Another option is to use deer repellent sprays. These sprays contain a scent that deer find unpleasant, and they will avoid trees that have been treated with the spray.
Finally, you can also try planting alternative vegetation that deer prefer over arborvitae. For example, planting shrubs or bushes that deer find more appealing can help reduce the damage caused by deer browsing.
Arborvitae trees are a popular choice for gardeners, landscapers and property owners, but their popularity also makes them susceptible to deer browsing. The effects of deer browsing on arborvitae trees can be significant, and the longer the tree is exposed to deer browsing, the more damaging the effects will become. However, there are several strategies that can help reduce the damage caused by deer, including physical barriers, deer repellent sprays, and planting alternative vegetation.

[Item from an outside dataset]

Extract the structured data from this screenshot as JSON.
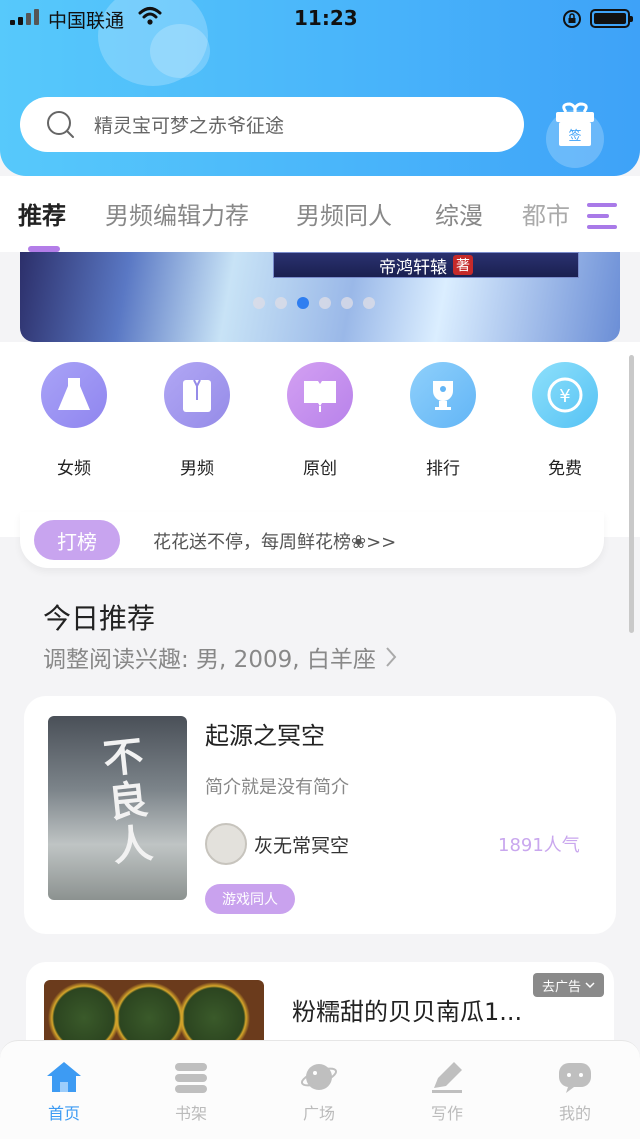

In conclusion, while deer eating arborvitae is a common problem, there are steps that you can take to protect your trees and keep them healthy. Whether you choose to use physical barriers, deer repellent sprays, or alternative vegetation, taking the time to protect your arborvitae trees will ensure that they remain healthy and attractive for years to come.